[3] (2) The broker obtained from the buyer a valid, binding and enforceable agreement to buy on the owners' terms. Defendants argue that it is impossible to identify the property to be sold and for that reason the contract is not valid, binding and enforceable. There is no testimony in the record indicating that there was any difficulty in locating the boundary lines of the entire property or of the 2 acres to be excluded from the sale, according to the express terms of the written agreement entered into between the parties.

[4] The rules governing the sufficiency of the description of property in executory contracts to sell or exchange real property are well settled. Much less certainty and particularity of description are required in the case of a contract than are required in the case of a deed (Wright v. L. W. Wilson, Inc., 212 Cal. 569, 573 [299 P. 521]) as was said in Johnson v. Schimpf, 197 Cal. 43, at page 48 [239 P. 401, 403] where the rule is stated as follows: [86 Cal. App. 2d 127]

"It is now the general and well-established rule that less strictness in the description of property is demanded in a contract than in a deed of conveyance. In the construction of executory contracts of sale of real estate, courts have been most liberal and have sought, as far as consistent with established rules, to give effect to the intention of the parties in applying descriptions of property. The usual rigid construction given to deeds has not been adhered to in the character of contracts under consideration here. The description may be supplemented by extrinsic evidence showing its application to particular property to the exclusion of all other property. Parol evidence is ordinarily admissible to show what property the parties intended to convey and it will be deemed that a contract adequately describes the property if it refers to something which is certain or provides a means of ascertaining and identifying the property which is the subject matter of the contract."

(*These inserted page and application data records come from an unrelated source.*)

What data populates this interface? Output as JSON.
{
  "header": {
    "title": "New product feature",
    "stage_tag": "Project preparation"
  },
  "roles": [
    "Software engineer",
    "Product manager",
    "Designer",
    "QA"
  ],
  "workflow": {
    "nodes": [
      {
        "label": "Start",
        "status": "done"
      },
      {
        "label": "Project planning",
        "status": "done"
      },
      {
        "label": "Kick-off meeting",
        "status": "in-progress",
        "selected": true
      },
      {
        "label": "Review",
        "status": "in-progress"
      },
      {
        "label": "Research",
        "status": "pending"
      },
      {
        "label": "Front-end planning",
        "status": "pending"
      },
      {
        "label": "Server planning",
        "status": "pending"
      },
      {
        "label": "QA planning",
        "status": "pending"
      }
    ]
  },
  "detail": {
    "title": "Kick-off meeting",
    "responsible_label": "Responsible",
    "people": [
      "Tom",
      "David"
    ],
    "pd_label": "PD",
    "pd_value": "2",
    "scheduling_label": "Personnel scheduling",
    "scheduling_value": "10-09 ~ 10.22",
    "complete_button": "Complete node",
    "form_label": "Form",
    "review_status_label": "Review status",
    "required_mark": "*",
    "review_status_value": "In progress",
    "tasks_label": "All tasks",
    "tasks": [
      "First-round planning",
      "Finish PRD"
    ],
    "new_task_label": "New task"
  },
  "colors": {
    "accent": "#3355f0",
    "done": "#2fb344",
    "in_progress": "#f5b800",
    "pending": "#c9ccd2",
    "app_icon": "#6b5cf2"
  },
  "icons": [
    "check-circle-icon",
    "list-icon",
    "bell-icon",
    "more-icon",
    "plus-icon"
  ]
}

It does not appear that there was any uncertainty in the minds of any of the parties in the present action as to the location of the real property as described in the written contract. It was the fact that the property described therein, after excluding 2 acres, did not constitute 20 acres which caused the disagreement of the parties and the resulting court action. In this connection it should be noted that defendants first repudiated the contract. It does not appear that defendants ever submitted escrow instructions to the buyer or demanded the performance of the contract of sale.

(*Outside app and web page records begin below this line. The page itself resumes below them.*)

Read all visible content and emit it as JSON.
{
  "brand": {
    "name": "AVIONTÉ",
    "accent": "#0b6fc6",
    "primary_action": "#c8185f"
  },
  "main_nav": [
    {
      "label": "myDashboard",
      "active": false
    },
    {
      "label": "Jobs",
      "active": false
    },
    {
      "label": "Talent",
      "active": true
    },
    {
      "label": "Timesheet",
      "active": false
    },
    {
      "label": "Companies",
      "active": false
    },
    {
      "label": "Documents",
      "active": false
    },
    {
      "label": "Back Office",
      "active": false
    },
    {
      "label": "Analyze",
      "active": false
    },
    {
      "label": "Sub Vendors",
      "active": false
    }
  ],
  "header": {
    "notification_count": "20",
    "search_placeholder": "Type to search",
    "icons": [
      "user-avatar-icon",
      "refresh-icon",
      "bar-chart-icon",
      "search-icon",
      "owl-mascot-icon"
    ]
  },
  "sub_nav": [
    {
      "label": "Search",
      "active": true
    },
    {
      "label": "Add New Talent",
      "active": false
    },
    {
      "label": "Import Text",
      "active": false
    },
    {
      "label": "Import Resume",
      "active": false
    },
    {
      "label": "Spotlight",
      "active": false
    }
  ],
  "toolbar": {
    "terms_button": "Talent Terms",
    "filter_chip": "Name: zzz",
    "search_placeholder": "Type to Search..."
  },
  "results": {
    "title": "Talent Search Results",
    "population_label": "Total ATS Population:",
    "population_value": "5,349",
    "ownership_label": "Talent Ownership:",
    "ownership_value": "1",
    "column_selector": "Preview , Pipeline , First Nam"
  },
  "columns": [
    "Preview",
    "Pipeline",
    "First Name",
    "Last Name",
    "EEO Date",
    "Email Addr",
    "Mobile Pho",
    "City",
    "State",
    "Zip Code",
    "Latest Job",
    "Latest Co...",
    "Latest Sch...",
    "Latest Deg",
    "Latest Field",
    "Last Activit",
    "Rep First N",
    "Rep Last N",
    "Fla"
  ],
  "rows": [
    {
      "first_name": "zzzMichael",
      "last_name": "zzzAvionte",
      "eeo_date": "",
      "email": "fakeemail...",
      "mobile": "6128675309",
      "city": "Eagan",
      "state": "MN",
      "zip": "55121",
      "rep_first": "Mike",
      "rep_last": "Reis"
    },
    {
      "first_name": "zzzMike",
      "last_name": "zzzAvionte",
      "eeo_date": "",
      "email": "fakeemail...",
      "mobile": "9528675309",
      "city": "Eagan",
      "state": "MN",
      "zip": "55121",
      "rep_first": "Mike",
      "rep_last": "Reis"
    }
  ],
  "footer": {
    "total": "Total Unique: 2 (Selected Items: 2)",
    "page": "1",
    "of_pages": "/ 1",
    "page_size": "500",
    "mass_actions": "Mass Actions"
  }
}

(3) It is finally urged that the broker was guilty of fraud, overreaching and bad faith toward his principal, barring his right of recovery.

The agreement upon which this action was brought was reduced to writing, read to defendants and was signed by them. No complaint was made at the time by them or later in the trial court that the plaintiffs were guilty of fraud in procuring their signatures.

No facts were alleged nor proved at the trial which would support a finding favorable to appellants as to their last point presented.

[5] The plaintiffs procured a buyer ready, willing and able to buy the property described in their contract of employment and according to the terms thereof. The buyer executed a valid, binding and enforceable agreement to buy on the owners' [86 Cal. App. 2d 128] terms. Nothing further remained to be done by plaintiffs. Under such circumstances plaintiffs are entitled to recover the commission. (Deeble v. Stearns, supra.)

Judgment affirmed.

Barnard, P. J., and Griffin, J., concurred.